[Autom. eng. transl.] The article investigates the relations between the British colonial administration in the Indian sub-continent and the traditional local authorities in Baluchistan, a vast, arid and depopulated region divided between Iran, Pakistan and Afghanistan. Despite being a marginal area, Baluchistan had a strong strategic value for the British Empire, due to its position along the northwestern frontier. At the end of the nineteenth century, this natural gateway to India was under the nominal control of the Kalat khanate, a weak tribal proto-state created in 1666, plagued by constant confrontation between the kat of Kalat and his riotous tribal chiefs. In particular, the relations between Kalat and his CDs were very tense. "Feudatory States", ie the areas of Las Bela, Kharan and Makran, whose leaders struggled to regain complete independence or total autonomy. The British colonial administrators exploited this political instability to reinforce control over this strategic region, thus further weakening the authority and prestige of the khan and strengthening the role of the local tribal leaders subjected to it. A political choice implemented after a long debate within the colonial administration (the archives of India Office in London still contain many documents on the question) about the "real constitutional nature" of the khanate: whether it was a "federal" or "feudal state" ". In particular, Sir Robert Sandeman, the first Agent to the Governor General (AGG) in Baluchistan, played a crucial role in shaping British military policy and strategy in the region. He bent and manipulated local power relations to serve British interests, allowing the British colonial administration to control Baluchistan without unduly burdening the Government of India's budget. But his policy also had the indirect effect of offering AGG stronger personal power, which Sandeman definitely wanted to achieve. As noted by Simanti: "Unadministered tribal territory across the Indus was re-writing personal political reputations and realizing dreams of personal power, all in the name of empire. Sandeman's strategy in Baluchistan was an exposition in the linkage between imperial ideology and personal interest, which fueled successive waves of British expansion into tribal territory on the Indus frontier ".

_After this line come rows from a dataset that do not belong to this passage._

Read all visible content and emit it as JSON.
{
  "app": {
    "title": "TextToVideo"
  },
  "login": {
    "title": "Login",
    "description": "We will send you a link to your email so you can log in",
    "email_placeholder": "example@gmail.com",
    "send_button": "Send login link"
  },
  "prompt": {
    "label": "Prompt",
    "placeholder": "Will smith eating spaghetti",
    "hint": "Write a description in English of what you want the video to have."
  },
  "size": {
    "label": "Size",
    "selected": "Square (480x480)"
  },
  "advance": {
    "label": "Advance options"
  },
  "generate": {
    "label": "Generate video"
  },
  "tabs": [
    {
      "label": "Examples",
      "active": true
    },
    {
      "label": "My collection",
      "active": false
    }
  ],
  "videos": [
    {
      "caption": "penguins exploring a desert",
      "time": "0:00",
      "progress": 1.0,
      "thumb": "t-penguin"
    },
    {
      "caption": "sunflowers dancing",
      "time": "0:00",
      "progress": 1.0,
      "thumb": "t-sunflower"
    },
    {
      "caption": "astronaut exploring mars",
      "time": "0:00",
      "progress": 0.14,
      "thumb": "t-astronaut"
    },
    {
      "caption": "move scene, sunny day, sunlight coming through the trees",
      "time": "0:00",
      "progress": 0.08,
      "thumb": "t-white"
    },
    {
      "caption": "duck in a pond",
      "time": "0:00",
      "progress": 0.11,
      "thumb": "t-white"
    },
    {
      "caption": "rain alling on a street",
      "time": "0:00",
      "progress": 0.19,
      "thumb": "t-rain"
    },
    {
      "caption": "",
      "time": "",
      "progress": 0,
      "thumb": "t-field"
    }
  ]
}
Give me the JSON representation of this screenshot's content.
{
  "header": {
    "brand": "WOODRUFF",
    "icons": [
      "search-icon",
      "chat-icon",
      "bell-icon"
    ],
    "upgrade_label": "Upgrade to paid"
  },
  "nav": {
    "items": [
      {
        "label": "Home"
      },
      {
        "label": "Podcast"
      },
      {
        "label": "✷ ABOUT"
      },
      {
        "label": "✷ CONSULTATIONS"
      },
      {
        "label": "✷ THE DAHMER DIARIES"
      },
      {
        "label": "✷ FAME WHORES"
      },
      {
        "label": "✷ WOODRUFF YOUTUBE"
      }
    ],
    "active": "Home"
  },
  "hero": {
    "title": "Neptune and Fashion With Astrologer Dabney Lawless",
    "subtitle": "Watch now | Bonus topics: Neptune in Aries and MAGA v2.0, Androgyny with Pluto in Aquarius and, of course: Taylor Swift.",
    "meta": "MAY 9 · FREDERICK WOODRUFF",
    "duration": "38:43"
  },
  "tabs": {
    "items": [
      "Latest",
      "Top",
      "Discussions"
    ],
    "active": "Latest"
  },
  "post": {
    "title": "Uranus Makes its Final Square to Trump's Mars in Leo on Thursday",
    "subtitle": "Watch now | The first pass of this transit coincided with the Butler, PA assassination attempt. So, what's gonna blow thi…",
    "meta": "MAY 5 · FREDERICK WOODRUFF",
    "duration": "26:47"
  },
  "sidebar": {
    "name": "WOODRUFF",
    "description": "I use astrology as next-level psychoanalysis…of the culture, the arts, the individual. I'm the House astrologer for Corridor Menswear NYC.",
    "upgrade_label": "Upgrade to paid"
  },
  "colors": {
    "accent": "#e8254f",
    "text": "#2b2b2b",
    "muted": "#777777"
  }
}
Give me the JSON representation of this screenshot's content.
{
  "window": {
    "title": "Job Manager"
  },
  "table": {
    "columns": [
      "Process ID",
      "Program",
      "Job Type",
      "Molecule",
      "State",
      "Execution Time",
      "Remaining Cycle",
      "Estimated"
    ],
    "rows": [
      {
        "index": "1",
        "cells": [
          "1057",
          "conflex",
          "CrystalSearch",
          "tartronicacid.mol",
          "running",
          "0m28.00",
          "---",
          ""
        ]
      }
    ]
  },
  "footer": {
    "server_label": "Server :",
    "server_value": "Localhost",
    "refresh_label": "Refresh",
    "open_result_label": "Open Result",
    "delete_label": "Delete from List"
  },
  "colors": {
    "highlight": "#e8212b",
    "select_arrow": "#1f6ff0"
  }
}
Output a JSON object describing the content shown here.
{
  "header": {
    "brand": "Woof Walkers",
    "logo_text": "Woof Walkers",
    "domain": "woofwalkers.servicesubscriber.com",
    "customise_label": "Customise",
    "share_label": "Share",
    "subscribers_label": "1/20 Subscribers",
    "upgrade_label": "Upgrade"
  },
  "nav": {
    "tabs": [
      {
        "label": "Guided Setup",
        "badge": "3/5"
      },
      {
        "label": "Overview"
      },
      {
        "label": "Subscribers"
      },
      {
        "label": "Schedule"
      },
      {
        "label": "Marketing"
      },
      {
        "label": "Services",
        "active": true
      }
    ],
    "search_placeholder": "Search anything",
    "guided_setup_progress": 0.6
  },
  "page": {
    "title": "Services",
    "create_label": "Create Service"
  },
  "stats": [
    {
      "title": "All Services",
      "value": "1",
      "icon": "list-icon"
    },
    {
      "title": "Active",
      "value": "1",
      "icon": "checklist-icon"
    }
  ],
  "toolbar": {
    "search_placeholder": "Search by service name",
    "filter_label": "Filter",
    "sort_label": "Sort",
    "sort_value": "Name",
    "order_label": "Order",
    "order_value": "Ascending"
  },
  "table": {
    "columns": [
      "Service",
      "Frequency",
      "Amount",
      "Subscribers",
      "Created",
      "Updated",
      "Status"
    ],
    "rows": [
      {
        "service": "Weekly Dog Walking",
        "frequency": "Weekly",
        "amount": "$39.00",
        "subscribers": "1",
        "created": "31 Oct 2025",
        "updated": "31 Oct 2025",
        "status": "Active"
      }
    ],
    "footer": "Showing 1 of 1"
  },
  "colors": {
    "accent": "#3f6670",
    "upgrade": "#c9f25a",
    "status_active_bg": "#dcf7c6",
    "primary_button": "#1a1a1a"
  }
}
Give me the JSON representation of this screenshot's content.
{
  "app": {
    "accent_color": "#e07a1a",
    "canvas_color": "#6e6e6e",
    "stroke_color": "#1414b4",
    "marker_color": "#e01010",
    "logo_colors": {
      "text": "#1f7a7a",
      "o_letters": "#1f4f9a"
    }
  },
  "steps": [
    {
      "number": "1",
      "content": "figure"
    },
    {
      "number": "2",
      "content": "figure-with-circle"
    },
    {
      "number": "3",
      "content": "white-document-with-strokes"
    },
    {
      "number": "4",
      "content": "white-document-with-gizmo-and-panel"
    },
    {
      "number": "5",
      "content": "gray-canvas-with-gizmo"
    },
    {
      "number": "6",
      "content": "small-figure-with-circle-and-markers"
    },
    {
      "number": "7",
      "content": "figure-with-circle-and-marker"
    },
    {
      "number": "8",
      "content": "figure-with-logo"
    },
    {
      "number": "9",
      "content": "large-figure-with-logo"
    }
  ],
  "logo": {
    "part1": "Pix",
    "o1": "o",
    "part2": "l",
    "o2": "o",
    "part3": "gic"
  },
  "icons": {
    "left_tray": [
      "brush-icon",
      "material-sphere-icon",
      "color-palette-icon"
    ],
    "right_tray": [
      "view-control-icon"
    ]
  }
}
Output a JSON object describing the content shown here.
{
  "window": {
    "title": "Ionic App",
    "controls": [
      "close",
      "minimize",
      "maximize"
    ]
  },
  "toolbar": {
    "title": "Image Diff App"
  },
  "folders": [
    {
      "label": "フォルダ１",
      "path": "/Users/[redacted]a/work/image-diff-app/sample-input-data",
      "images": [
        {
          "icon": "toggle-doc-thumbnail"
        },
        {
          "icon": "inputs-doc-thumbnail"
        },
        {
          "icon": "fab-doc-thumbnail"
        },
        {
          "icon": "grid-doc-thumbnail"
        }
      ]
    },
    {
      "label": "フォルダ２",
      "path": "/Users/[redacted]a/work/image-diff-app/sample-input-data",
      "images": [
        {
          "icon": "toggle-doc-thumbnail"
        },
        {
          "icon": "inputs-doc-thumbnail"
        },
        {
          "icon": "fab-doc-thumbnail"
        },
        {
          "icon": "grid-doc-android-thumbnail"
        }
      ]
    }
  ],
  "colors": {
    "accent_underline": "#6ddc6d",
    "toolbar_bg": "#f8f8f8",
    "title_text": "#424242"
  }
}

|Translated title of the contribution||[Autom. eng. transl.] THE PERCEPTION OF THE SPACE-POWER RELATIONSHIP IN THE COLONIAL AGE: THE CASE OF THE KALAT KHANATE|
|Number of pages||25|
|Publication status||Published - 2016|
- impero britannico